Frequency of Communion

I have the privilege of regularly co-teaching a worship course at Wesley Seminary. The best part of teaching this course is coaching students as they develop an integration paper. In fact, I am spending this week reading my latest round of position papers. Every semester so far I have at least three students writing on communion, with at least one of them writing on the question of its frequency. How often should communion be celebrated? They invariably answer, “More often!” However, the practical question of how to increase frequency inevitably arises. Here’s a few stray thoughts on the matter for your consideration.

(1) Clarity of conviction. It seems to me that a pastor ought to have some clarity as to why he or she believes communion should be practiced more frequently. Usually we come to a position before we’ve work out all its kinks. So spending some time in reflection before a knee-jerk reaction is the better part of wisdom.

Wesley’s sermon on the duty of constant communion is as good as any place to start. The insight embedded in the way he structures his argument is to reply to a series of objections to more frequent practice. Although he does not answer every objection, he deals with a lot of the most common ones. It seems to me that if a minister desires to celebrate communion more frequently, he or she would be wise to formulate replies to anticipated objections, in order to be ready to respond calmly yet confidently to those who might resist.

Note well: I find that the more confident I am in my conviction, the more calm I respond to those with whom I disagree. And calmness seems appropriate in this case, for is not communion the sacrament of Christian unity? If so, then increasing its frequency ought not be an occasion for divisiveness.

(2) The priority of practice. Although clarifying one’s own convictions is a often a good personal starting point, I do not think that it is the best place to start in forming a community. The best way to change a community’s “views” is to change their practices. A community’s convictions are nearly always embedded in their common practices. Therefore, one cannot simply talk a different way of approaching the table into existence. But one can often subtly draw a community into a different view by inviting them to into a different sort of practice.

This invitation can take many forms. For instance, one could offer more frequent communion at a distinct venue. Or, one offer more frequent communion at a midweek service. Or, one could celebrate communion in a slightly different way, making it seem less redundant when frequency slowly increases. Or, one could celebrate communion very frequently for a season, perhaps Advent, Lent, Easter, or Pentecost (i.e., summer), treating it like a temporary experiment. You get the idea: there are lots of ways to increase the frequency of communion without having to first convince everyone that it is a good idea.

Note well: I have found that once people experience more frequent communion, especially if it is done well and with intentionality, they don’t want to go back to less frequent practice. So, ironically, the best way to increase demand is to strategically increase the supply.

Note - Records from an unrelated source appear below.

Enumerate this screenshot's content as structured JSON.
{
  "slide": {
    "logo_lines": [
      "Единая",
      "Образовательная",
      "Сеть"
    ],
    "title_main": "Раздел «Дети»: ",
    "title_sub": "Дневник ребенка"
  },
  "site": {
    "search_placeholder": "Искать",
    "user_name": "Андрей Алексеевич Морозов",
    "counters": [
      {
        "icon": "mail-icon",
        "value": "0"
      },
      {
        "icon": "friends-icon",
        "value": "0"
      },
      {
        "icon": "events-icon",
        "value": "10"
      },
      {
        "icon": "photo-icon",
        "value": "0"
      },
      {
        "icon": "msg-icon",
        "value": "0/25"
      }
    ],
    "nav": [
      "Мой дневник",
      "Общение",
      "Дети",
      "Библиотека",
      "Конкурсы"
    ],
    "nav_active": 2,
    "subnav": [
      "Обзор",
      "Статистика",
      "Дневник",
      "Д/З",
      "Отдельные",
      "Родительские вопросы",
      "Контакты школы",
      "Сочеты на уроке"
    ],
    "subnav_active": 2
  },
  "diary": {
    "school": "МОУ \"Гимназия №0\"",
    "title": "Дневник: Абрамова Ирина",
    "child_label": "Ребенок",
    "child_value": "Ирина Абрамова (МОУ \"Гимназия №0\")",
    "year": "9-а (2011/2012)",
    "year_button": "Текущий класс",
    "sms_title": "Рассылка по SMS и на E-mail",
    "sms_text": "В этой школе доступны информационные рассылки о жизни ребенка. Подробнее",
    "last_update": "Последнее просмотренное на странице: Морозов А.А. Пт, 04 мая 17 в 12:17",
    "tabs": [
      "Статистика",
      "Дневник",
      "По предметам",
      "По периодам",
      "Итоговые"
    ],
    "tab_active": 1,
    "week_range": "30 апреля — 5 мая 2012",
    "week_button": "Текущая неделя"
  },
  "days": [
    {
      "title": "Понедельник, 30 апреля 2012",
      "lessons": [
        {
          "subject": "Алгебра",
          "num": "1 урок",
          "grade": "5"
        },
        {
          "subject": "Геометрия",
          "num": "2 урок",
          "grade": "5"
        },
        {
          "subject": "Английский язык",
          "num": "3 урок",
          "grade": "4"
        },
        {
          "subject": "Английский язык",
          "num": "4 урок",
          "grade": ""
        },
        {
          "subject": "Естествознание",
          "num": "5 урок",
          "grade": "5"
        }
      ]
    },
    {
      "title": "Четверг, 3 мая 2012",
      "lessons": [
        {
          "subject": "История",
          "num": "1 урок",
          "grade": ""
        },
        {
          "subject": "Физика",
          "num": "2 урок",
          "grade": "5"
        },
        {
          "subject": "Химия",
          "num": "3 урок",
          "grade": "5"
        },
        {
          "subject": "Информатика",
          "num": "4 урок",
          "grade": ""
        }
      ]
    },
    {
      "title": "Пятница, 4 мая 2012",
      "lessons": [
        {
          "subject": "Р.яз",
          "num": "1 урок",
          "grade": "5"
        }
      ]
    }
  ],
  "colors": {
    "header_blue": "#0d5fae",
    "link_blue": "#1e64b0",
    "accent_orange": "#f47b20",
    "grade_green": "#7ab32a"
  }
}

(3) But teaching has its place too. The above is not meant to imply that one ought never teach on the sacrament of holy communion. Heaven forbid! I simply mean to suggest that we should start with existing practice, then move on to explicit teaching. This way has the distinct advantage of teaching in response to questions.

On the one hand, the minister may begin to ask questions. Did you notice anything different about the way we celebrated communion? Was it more meaningful this time than usual? Why do you think that was the case?

On the other hand, the congregation may begin to ask questions. Why did we do communion that way? What is the meaning of communion? Should I not be taking so often? Am I worthy of so frequent communion? What is really happening when I take holy communion? Whether they come from you or your people or both, questions are a fitting point of entry for reflection on the meaning of communion.

Note well: I have found that questions emerging from practice lead to more interested people and much deeper reflection. Sacramental theory can very quickly get technical, esoteric, and controversial when it is approached in the abstract. But when the meaning of the sacrament of communion is asked in the context of its practice, the theories thaw out and permeate a living conversation.

Well, there’s a few stray thoughts of mine. Any thoughts you’d like to add?


  • LawrenceWilson

    Good thoughts, John, especially your first point. I’m not sure that we (speaking of The Wesleyan Church) have had a crystal clear theology of worship so that adding (or increasing) certain elements can make for a hodgepodge. It’s confusing to people. Though many laypeople probably couldn’t state it as such, they feel a disconnect between this incarnational element and the Pneumatic experience that we more often present as “real worship.”